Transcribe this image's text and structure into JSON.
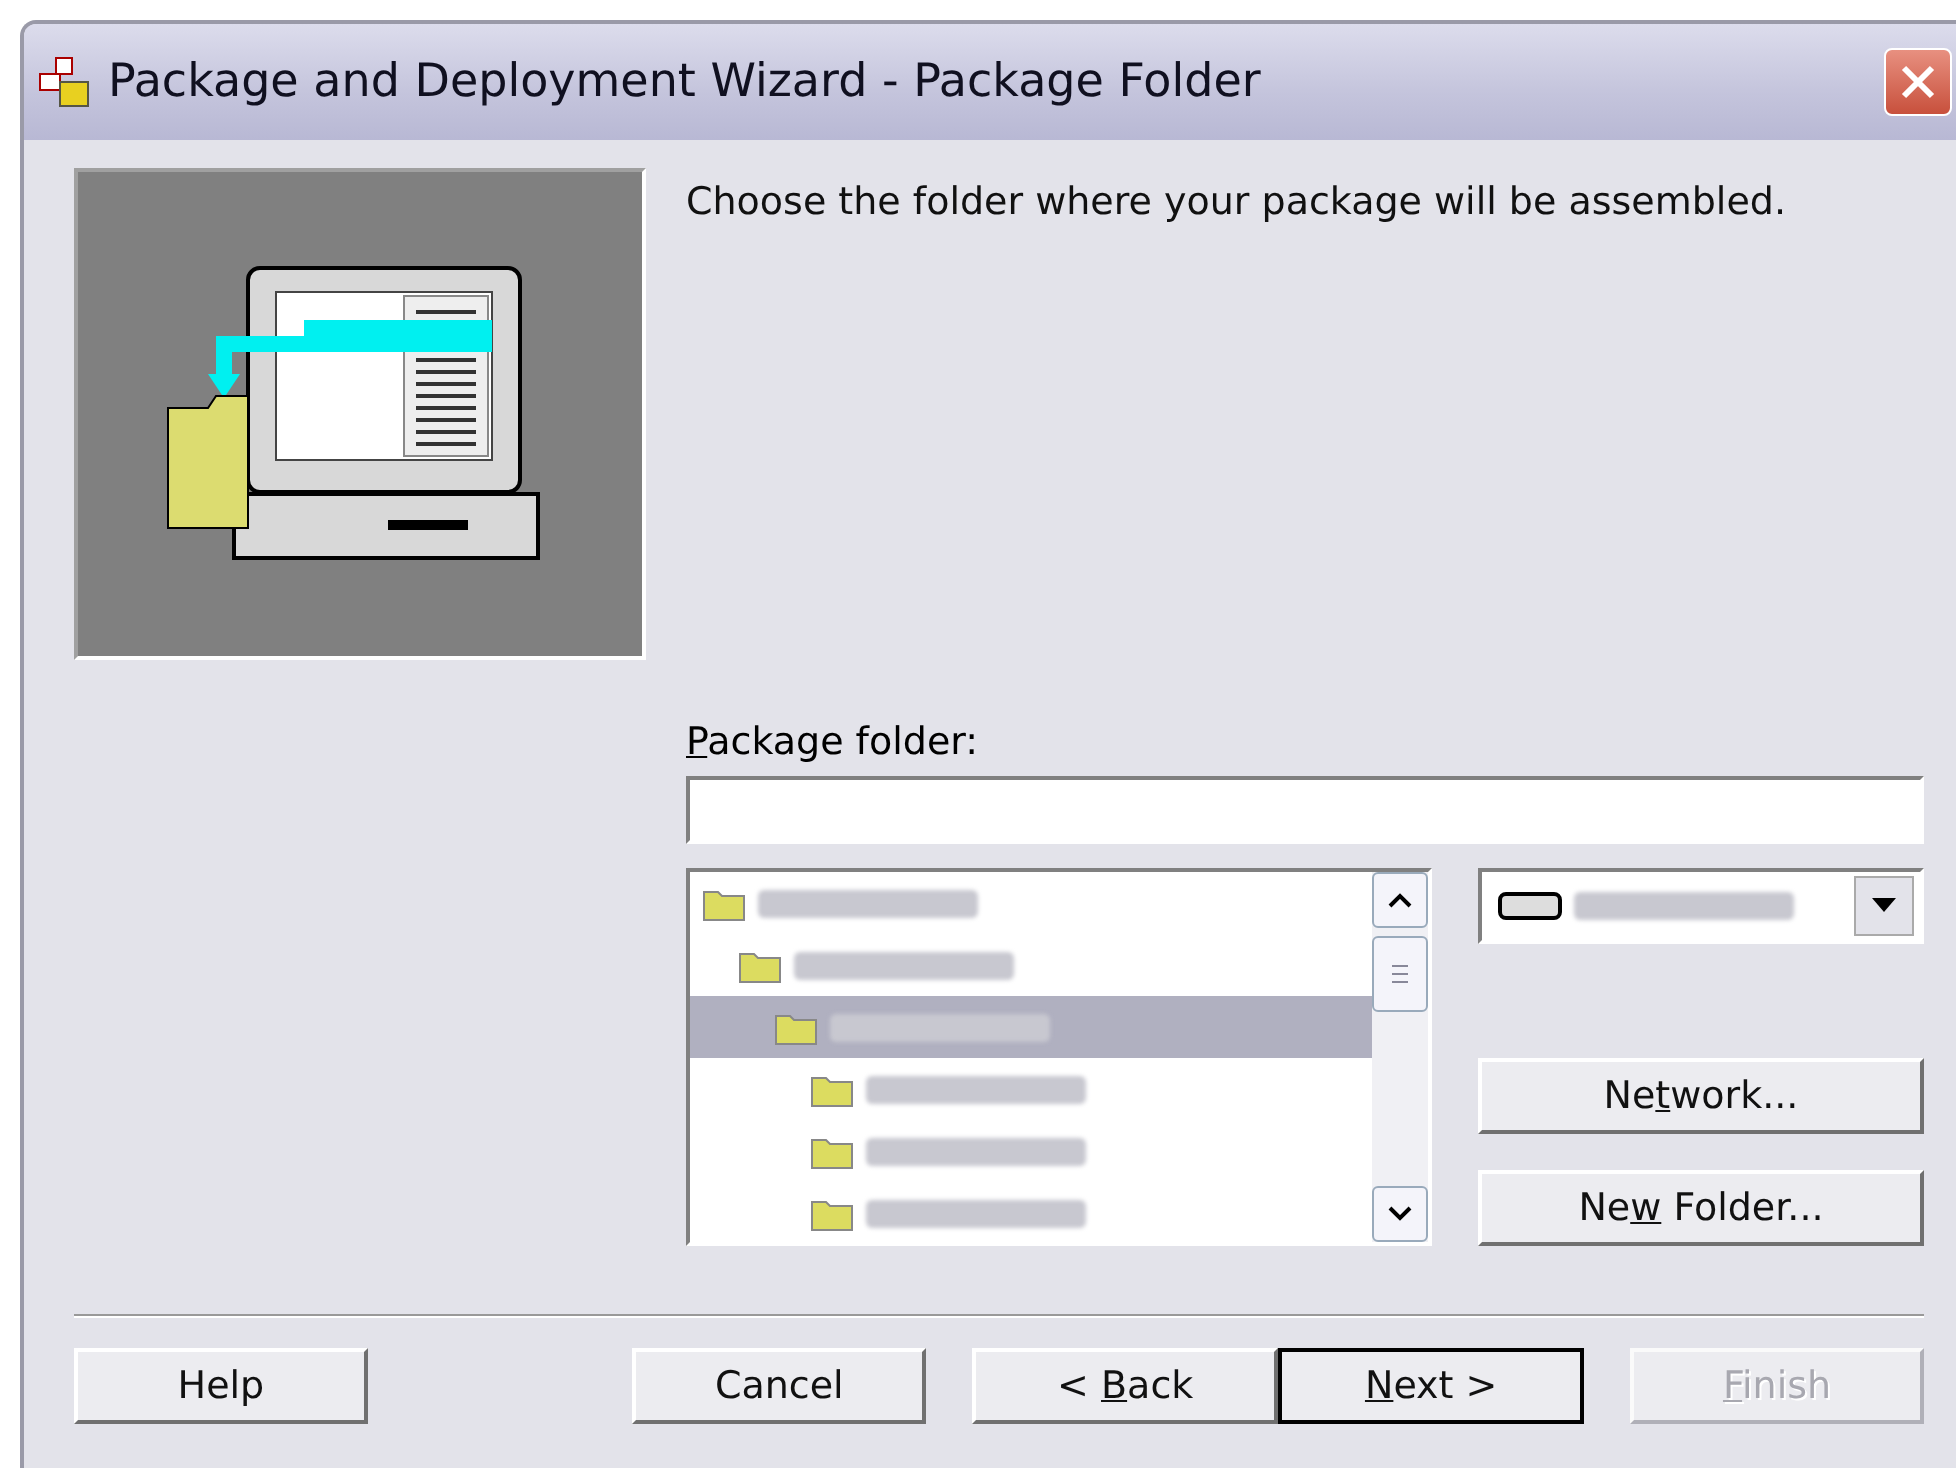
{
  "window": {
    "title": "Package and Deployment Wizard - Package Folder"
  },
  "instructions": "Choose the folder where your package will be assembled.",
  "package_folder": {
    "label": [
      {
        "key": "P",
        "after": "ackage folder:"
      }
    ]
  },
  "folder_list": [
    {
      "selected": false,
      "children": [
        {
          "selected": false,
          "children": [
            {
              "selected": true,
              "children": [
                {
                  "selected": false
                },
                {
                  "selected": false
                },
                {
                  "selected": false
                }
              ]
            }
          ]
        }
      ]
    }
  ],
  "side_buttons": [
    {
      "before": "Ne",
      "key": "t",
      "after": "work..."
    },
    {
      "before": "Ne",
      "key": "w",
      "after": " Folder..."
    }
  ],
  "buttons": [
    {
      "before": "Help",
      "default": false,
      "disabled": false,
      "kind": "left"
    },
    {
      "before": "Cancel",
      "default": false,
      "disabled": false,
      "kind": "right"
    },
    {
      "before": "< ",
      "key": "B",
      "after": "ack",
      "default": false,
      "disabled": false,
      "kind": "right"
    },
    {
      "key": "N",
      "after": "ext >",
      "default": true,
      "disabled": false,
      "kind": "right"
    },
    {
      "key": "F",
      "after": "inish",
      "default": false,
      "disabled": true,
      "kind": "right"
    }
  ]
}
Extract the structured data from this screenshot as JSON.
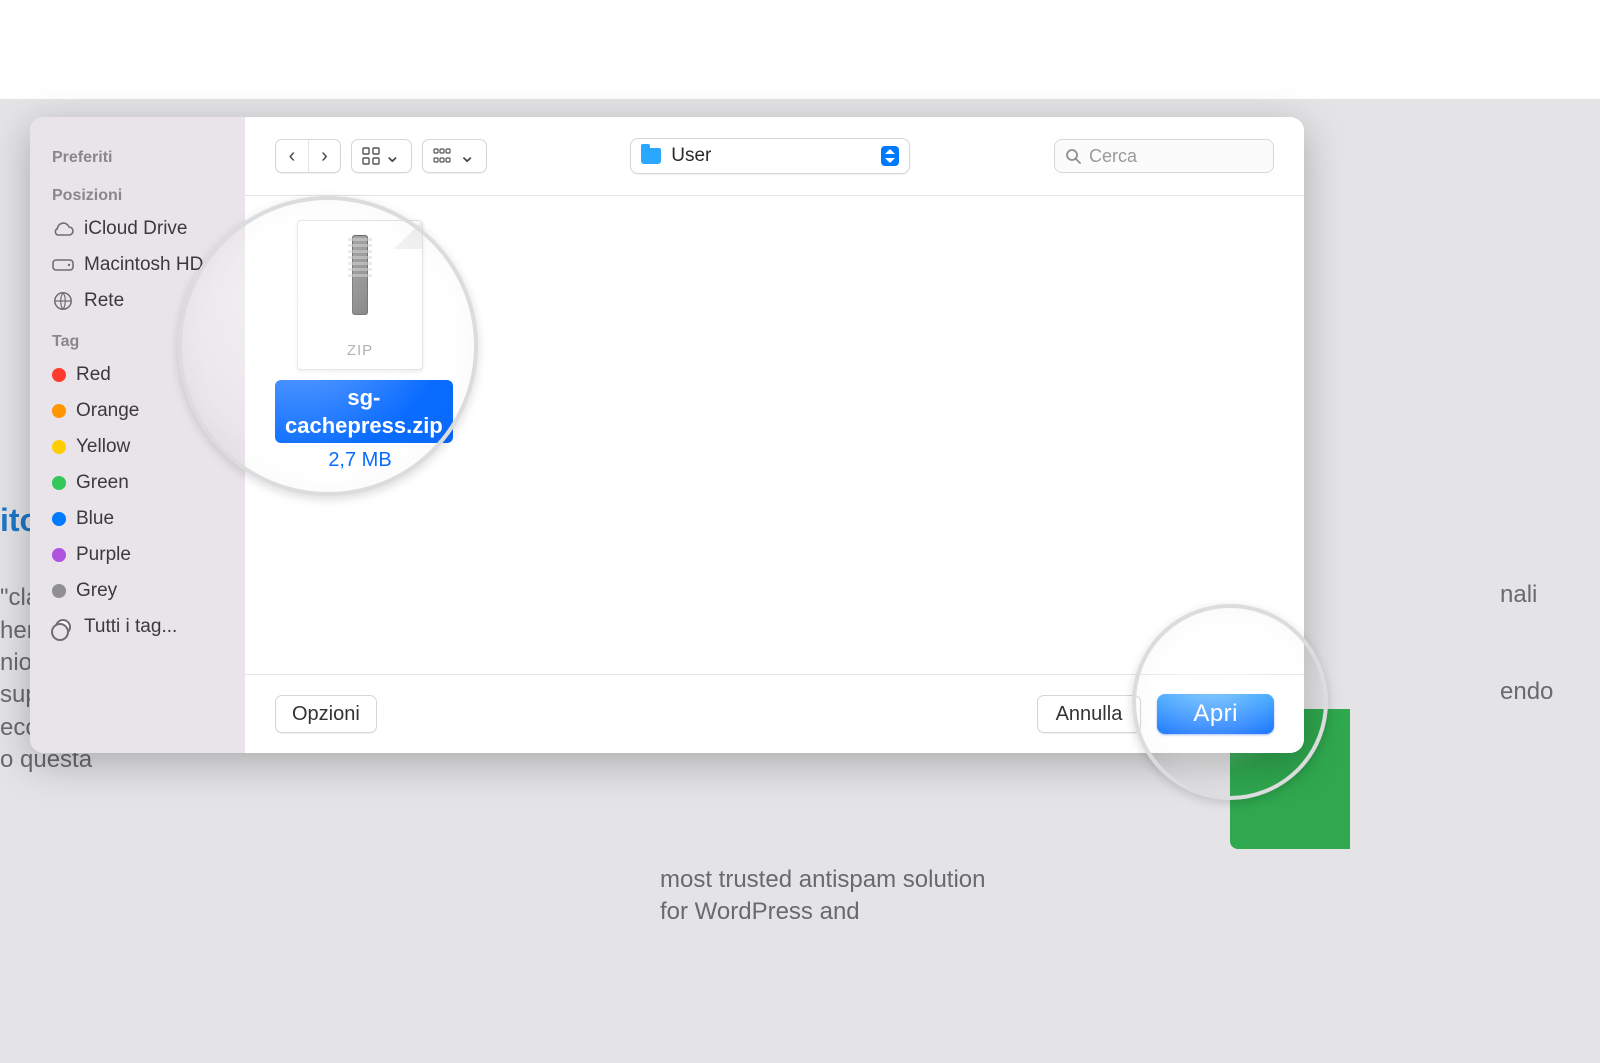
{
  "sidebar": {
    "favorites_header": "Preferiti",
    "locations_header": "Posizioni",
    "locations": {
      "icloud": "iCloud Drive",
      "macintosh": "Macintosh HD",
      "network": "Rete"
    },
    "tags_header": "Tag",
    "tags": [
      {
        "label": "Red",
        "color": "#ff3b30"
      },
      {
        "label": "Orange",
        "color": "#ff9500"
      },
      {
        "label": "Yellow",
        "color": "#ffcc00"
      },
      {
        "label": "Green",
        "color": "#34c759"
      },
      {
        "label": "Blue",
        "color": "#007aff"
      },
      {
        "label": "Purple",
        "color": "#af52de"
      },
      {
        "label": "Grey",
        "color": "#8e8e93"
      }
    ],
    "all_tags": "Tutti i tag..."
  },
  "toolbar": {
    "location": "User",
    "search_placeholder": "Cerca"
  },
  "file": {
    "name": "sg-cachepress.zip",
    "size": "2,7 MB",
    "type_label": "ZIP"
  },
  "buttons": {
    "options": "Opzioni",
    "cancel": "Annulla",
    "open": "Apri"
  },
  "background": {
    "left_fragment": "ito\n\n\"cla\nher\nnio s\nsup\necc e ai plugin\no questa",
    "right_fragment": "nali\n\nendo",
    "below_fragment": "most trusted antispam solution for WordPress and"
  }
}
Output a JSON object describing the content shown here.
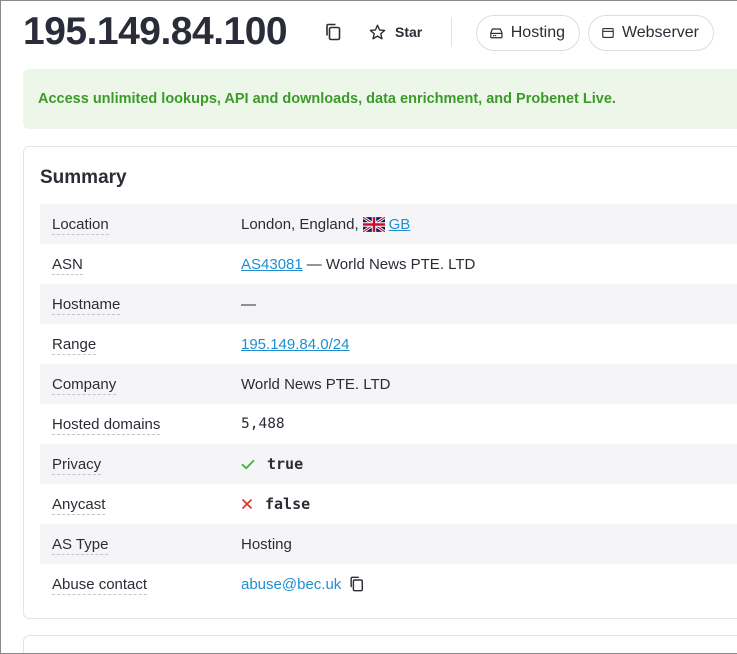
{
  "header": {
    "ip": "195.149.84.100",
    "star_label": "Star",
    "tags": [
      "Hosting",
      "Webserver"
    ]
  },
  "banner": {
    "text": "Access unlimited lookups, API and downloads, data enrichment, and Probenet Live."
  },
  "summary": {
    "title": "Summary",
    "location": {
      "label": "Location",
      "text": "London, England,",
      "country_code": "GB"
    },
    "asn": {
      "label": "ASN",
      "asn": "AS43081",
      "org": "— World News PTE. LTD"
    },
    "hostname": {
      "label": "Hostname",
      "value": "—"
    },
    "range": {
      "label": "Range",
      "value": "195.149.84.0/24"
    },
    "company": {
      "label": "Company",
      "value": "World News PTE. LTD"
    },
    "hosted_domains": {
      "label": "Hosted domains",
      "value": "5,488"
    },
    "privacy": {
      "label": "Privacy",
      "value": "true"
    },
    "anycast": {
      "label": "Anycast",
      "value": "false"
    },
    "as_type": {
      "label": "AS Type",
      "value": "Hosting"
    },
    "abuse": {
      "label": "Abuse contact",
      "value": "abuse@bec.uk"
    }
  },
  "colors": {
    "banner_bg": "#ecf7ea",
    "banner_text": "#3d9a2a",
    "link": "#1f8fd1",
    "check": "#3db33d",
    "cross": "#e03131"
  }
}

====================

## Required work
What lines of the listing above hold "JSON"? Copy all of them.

## Response box
Transcribe this image's text and structure into JSON.
Extract the structured data from this screenshot as JSON.
Output a JSON object describing the content shown here.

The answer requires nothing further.